Mark Carney’s net zero group disputes data showing only 7 per cent of banks’ energy financing goes to renewables
Only seven per cent of global banks’ energy financing between 2016 and 2022 went towards renewable energy projects, according to new data, although Mark Carney’s net zero financial coalition has disputed the claim.
A report by a group of campaign groups, including BankTrack and Rainforest Action Network, indicates “major failings” by financial institutions to help meet global commitments on net zero emissions by 2050.
Of the $2.5 trillion in bank loans and bond underwriting for energy activities made out since 2016, only $178bn was directed towards renewable energy projects, the report said citing data from sustainability research firm Profundo.
The share of financing for renewables reached a high of ten per cent in 2021. Last year the figure was nine per cent.
Regarding individual banks, Citi and JP Morgan both put $181bn into energy companies between 2016 and 2022, but only two per cent went to renewable energy firms.
In the UK, data shows only two per cent of Barclays’ financing of energy companies went towards renewable energy firms over the six year period. For HSBC, only five per cent of energy financing went towards green energy firms.
However, the figures were called into question by the Glasgow Financial Alliance for Net Zero, or GFANZ, led by former governor of the Bank of England Mark Carney.
“The report does not provide a comprehensive view of clean energy investment,” a spokesperson for the group told City A.M.
“The report excludes 70 per cent of power generation companies, the bulk of which accounts for most of the world’s wind and solar power,” they said.
“Analysis by the IEA suggests that between 2021 and 2022 around 48 per cent of total energy investment went to low carbon energy supply. That would be impossible if GFANZ members weren’t financing the transition,” the spokesperson said.
The campaign groups’ report did not consider biomass, nuclear, and blue hydrogen as renewable energies. Investment in carbon capture and storage was also not included. The IEA report, however, had a much broader definition for what it considered to be low-carbon energy investments.

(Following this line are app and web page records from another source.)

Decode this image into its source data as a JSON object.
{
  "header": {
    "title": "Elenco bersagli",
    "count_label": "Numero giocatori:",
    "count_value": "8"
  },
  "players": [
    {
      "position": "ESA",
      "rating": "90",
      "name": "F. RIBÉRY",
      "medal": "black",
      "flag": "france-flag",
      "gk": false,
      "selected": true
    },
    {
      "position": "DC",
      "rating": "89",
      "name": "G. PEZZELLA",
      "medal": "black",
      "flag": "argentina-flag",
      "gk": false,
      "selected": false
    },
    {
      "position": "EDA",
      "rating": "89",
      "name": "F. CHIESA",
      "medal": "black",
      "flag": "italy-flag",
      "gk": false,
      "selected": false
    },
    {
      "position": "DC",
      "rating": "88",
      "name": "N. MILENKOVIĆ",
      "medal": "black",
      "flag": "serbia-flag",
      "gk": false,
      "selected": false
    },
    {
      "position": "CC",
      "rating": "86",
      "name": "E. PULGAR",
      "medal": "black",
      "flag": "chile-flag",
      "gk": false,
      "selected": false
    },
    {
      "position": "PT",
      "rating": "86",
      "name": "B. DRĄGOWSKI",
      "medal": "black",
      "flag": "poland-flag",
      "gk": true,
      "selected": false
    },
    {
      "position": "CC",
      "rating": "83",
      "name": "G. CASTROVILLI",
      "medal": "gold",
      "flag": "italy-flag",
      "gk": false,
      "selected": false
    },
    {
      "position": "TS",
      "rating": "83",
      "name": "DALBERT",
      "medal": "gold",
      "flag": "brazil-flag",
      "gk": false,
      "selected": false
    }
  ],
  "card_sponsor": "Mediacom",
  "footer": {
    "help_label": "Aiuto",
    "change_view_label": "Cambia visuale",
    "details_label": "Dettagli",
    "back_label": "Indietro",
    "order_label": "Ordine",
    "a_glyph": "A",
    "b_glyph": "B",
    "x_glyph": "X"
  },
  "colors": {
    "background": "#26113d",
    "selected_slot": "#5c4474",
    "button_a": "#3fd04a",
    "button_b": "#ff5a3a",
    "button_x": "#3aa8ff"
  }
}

A Barclays spokesperson said: “Barclays was one of the first banks to set an ambition to become net zero by 2050. We have set 2030 targets to reduce our financed emissions in four of the highest emitting sectors in our financing portfolio, with additional 2025 targets for the two highest-emitting sectors – energy and power.”
“We have a target to facilitate $1trn of sustainable and transition financing by 2030 and we are investing £500m of our own capital into climate-tech start-ups,” they continued.
JP Morgan declined to comment. Citi and HSBC were contacted for comment.